**Required action:**
Each line of the listing that contains the word "Bingsu" is to be copied.

**Data for review:**
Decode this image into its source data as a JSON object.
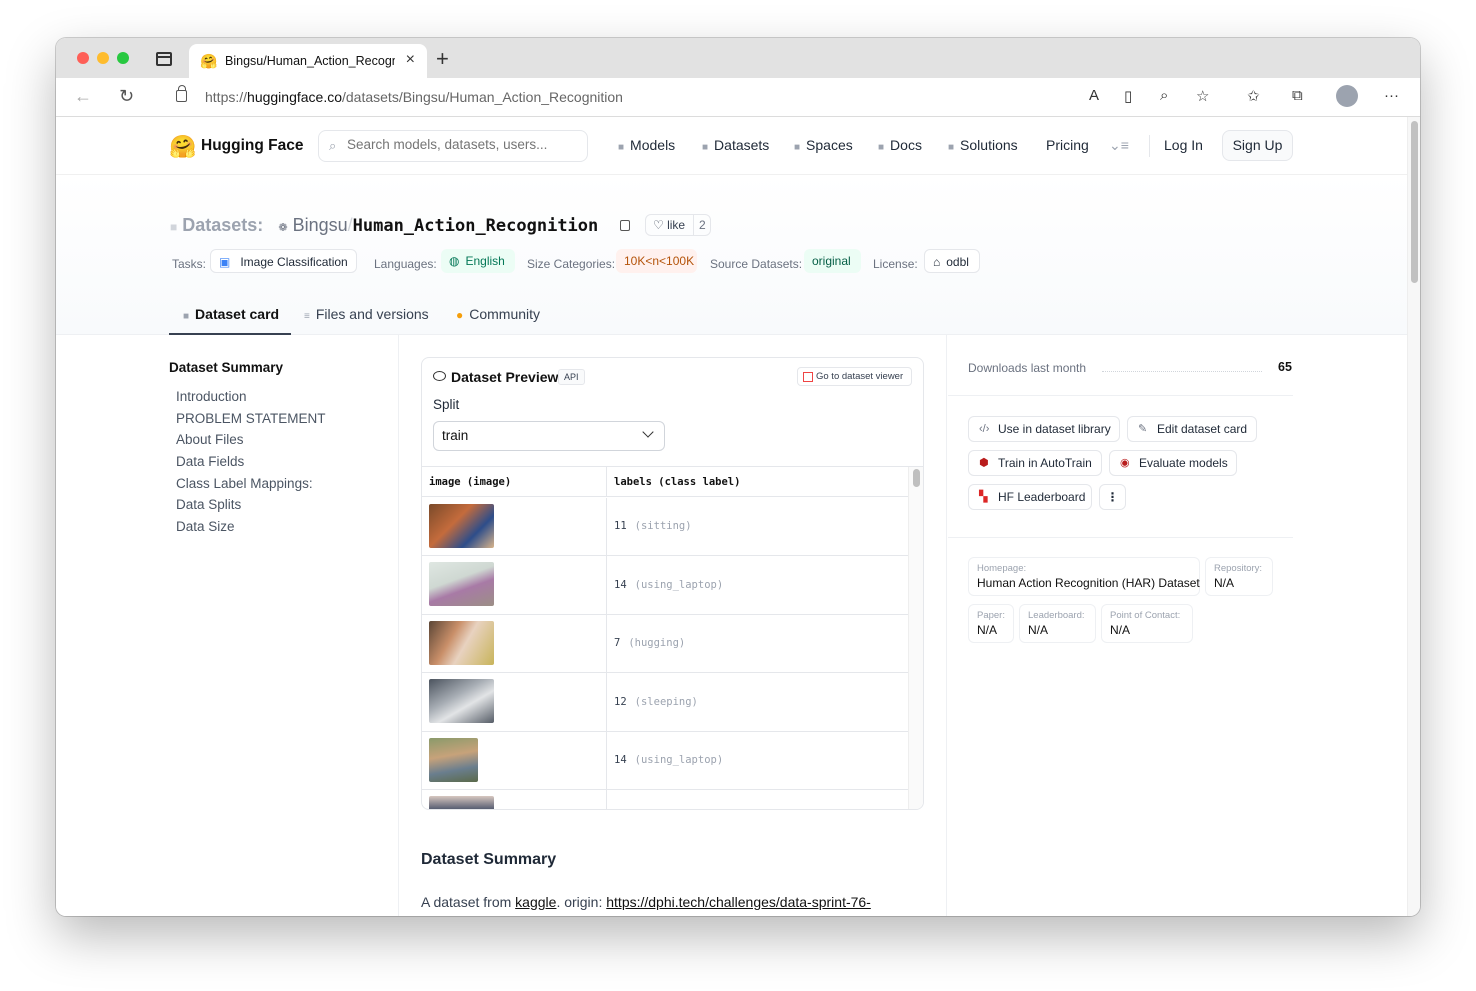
{
  "browser": {
    "tab_title": "Bingsu/Human_Action_Recogn",
    "url_prefix": "https://",
    "url_host": "huggingface.co",
    "url_path": "/datasets/Bingsu/Human_Action_Recognition"
  },
  "hf_nav": {
    "brand": "Hugging Face",
    "search_placeholder": "Search models, datasets, users...",
    "links": [
      "Models",
      "Datasets",
      "Spaces",
      "Docs",
      "Solutions",
      "Pricing"
    ],
    "login": "Log In",
    "signup": "Sign Up"
  },
  "header": {
    "datasets_label": "Datasets:",
    "owner": "Bingsu",
    "separator": "/",
    "name": "Human_Action_Recognition",
    "like_label": "like",
    "like_count": "2",
    "tasks_label": "Tasks:",
    "task": "Image Classification",
    "languages_label": "Languages:",
    "language": "English",
    "size_label": "Size Categories:",
    "size": "10K<n<100K",
    "source_label": "Source Datasets:",
    "source": "original",
    "license_label": "License:",
    "license": "odbl"
  },
  "page_tabs": [
    "Dataset card",
    "Files and versions",
    "Community"
  ],
  "toc": {
    "title": "Dataset Summary",
    "items": [
      "Introduction",
      "PROBLEM STATEMENT",
      "About Files",
      "Data Fields",
      "Class Label Mappings:",
      "Data Splits",
      "Data Size"
    ]
  },
  "preview": {
    "title": "Dataset Preview",
    "api": "API",
    "goto": "Go to dataset viewer",
    "split_label": "Split",
    "split_value": "train",
    "col_image": "image (image)",
    "col_labels": "labels (class label)",
    "rows": [
      {
        "num": "11",
        "cls": "(sitting)"
      },
      {
        "num": "14",
        "cls": "(using_laptop)"
      },
      {
        "num": "7",
        "cls": "(hugging)"
      },
      {
        "num": "12",
        "cls": "(sleeping)"
      },
      {
        "num": "14",
        "cls": "(using_laptop)"
      }
    ]
  },
  "summary": {
    "title": "Dataset Summary",
    "text_prefix": "A dataset from ",
    "kaggle": "kaggle",
    "text_mid": ". origin: ",
    "link": "https://dphi.tech/challenges/data-sprint-76-"
  },
  "right": {
    "downloads_label": "Downloads last month",
    "downloads_value": "65",
    "buttons": [
      "Use in dataset library",
      "Edit dataset card",
      "Train in AutoTrain",
      "Evaluate models",
      "HF Leaderboard",
      "⋮"
    ],
    "homepage_k": "Homepage:",
    "homepage_v": "Human Action Recognition (HAR) Dataset",
    "repo_k": "Repository:",
    "repo_v": "N/A",
    "paper_k": "Paper:",
    "paper_v": "N/A",
    "leader_k": "Leaderboard:",
    "leader_v": "N/A",
    "contact_k": "Point of Contact:",
    "contact_v": "N/A"
  }
}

**Answer to this task:**
    "tab_title": "Bingsu/Human_Action_Recogn",
    "url_path": "/datasets/Bingsu/Human_Action_Recognition"
    "owner": "Bingsu",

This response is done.